Austin’s Swamp-Pop, Soul Outfit ~ Shinyribs ~ Bring On The Dance Party with New Single “All The Best Things” - out Today
Austin’s Shinyribs are set to unveil their newest single, the vibey feel-good “All The Best Things,” out today. The damn-near-disco thumper is the 3rd single from the upcoming Transit Damage, and highlights the essence of the Shinyribs sound. Main man Kevin Russell describes the song: “It’s about not being able to see the forest for the trees. It's about not being able to see the sky because of all the bugs on the windshield. It's about not being able to expand your consciousness and see a bigger picture, see a better thing, at any given moment. It's right there in front of you. All the best things, right there, in front of you.”

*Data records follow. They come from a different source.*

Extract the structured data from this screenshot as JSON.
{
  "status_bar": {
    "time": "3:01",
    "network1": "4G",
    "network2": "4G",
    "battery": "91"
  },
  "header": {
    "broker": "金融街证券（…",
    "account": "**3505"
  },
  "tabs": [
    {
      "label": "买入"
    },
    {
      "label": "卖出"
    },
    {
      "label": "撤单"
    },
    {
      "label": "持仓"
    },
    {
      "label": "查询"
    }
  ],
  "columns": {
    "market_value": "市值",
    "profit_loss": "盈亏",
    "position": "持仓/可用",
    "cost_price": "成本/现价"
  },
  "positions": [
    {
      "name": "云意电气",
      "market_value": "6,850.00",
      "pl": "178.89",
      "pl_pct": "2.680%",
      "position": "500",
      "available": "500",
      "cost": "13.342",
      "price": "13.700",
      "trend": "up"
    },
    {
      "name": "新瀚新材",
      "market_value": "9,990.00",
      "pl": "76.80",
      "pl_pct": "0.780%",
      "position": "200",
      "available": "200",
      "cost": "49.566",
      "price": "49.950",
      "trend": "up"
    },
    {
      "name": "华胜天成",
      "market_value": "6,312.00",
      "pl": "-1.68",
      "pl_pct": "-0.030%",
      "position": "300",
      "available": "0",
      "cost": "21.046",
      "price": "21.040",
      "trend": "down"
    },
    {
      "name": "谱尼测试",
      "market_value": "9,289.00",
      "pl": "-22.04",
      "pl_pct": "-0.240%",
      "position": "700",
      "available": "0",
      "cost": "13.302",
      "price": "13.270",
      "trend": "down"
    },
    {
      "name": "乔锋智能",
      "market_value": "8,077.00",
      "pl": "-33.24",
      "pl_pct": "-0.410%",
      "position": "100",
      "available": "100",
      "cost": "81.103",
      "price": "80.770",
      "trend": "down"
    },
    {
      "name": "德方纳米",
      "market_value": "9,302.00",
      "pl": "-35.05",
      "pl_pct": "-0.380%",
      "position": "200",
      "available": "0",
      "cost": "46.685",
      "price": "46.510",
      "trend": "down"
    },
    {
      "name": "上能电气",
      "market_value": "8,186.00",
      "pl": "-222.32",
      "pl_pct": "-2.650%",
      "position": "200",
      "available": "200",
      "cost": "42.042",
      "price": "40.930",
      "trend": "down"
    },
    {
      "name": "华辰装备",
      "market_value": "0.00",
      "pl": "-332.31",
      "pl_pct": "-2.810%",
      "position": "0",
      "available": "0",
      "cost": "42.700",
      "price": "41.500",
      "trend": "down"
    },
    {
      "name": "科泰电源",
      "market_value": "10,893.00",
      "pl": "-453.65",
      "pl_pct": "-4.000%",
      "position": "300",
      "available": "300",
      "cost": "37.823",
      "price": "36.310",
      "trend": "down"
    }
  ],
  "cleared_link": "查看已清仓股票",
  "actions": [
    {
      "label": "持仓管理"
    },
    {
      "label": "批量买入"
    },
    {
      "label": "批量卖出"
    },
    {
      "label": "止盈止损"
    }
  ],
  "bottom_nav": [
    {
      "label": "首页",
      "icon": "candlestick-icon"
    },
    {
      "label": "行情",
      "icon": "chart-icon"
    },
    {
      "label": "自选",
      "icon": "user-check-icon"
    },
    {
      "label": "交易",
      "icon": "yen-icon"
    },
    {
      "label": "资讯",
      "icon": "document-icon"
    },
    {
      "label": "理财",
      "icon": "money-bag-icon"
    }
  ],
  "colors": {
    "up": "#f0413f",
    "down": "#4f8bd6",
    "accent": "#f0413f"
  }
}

Couching Zen meditation into a guaranteed dance floor filler, the track features the soothing harmonic background vocals courtesy of the Shiny Soul Sisters (Alice Spencer and Courtney Santana) perfectly intertwined with the smooth croon of leader Russell. The addition of dynamic brass sounds comes from the band's own Tijuana Trainwreck Horns, a trio comprised of saxophonist Mark Wilson, trombonist Paul Demeer, trumpeter Tiger Anaya and augmented by Ulrican Williams’ trombone - make the song a new party staple for fans of the Ribs! Transit Damage, the groups ninth studio album, was produced by Grammy winner Steve Berlin (Los Lobos, Raul Malo, Deer Tick) and is slated for release on July 14, 2023 through a new label deal with Jesse Dayton’s Hardcharger imprint and our label.
Just who is Shinyribs? It’s a sprawling nine, sometimes 10-piece cast, but ultimately it is the funky brainchild of Kevin Russell, who grew up in Beaumont, TX and Shreveport, LA, the cradle of the swamp pop and bayou R&B sounds that drip off his fingers like honey and hot sauce nowadays. Think Gulf Coast meets Muscle Shoals with strong pop-song structures and their trademark need to get up and dance. The evolution of Shinyribs came about when Kevin began playing a solo residency under that moniker - after an incident involving Russell buying a homeless woman a plate of ribs in a Houston club in the mid-2000s. “I was already a lover of New Orleans R&B from the ‘40s and ‘50s,” says Russell. “That music is some of my favorite music ever. Suddenly I realized I could play that style with these horns.”